So that leaves the detective component of the game as its only saving grace, and it does deliver the goods. Crime scenes, though static like the rest of the game world, are full of various clues and these can range in number from as high as double figures to just a handful, and you don’t need to uncover all of them to make a conclusion as to what went down. The town is full of small crime scenes both past and present for you to work, but it’s the ones specifically involving Ronan’s death or the “Bell Serial Killer” that are the meat of the game -- most others can be solved in a rather small radius of the person or ghost asking for help, or you just need to collect a specific number of items in order to unlock the story involved in the incident.
So this effectively leaves Murdered: Soul Suspect as something of an animated-in-3D-space point-and-click adventure game. It’s main plot is relatively compelling, though the peripheral information that follows Ronan’s life and love is both cliched and cookie-cutter, at best. Moreover, the stories written around the town’s history and its dark past rarely engage. There’s no real effort to capitalise on the concept -- which is one I’ve been excited about ever since the game was revealed at last year’s E3. It’s also not the best-looking piece of digital art out there. I played on Xbox One and also saw it running on PS4 and there was very little that separated either from last-gen visuals, or even Wii U to be honest.
It also lacks a sense of urgency, which makes call-to-action a difficult sell. Sure, you want to find your killer, and maybe you want to stop the serial killings (though the residents are out at night and are incapable of movement, so maybe they deserve it), but there’s actually very little to care about in the game. Investigating is probably the best system of the modern gaming era here, but it’s all built around a linear narrative with little going on for it. As a detective, now dead, the first thing I did was head for the cemetery -- surely that place is full of great unsolved stories for a spectral investigator such as myself? But no, I was turned away and at that point the game lost me.
Even the game’s main threats -- vacuous demons who eat souls aren’t all that scary, and the system built around both evading them and then dispatching them is one that gives you very little to worry about. Hard-failing these also just sends you back to where you were before that happened. A more perma-death style of threat would have made sense here because, what’s to worry about when you’re already dead. I can see how this would have been a hard gameplay area to marry along with the more measured detective element, but it also sits alongside the rest of the game that doesn’t play nice with its only one strong component.

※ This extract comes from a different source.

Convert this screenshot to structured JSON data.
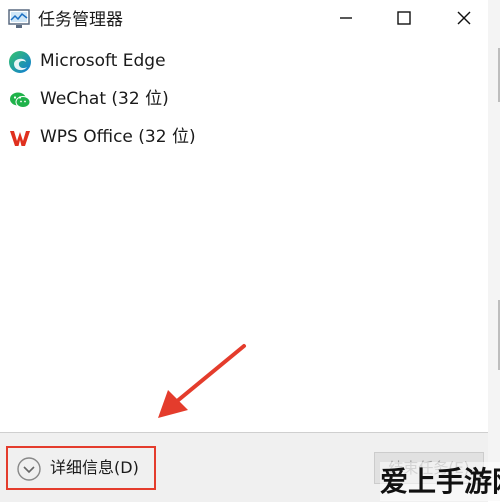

I gave it a huge chance and pushed through the bitterness of everything listed above, but it was at that point I’d detected that Airtight Games had sprung a leak in its hull, and it’s a real shame. The concept and setting here were ripe for out-of-left-field explosiveness, but due to a lack of direction and capitalisation, and likely a small budget, all we’re left with is a lifeless game that fails to live up to its potential.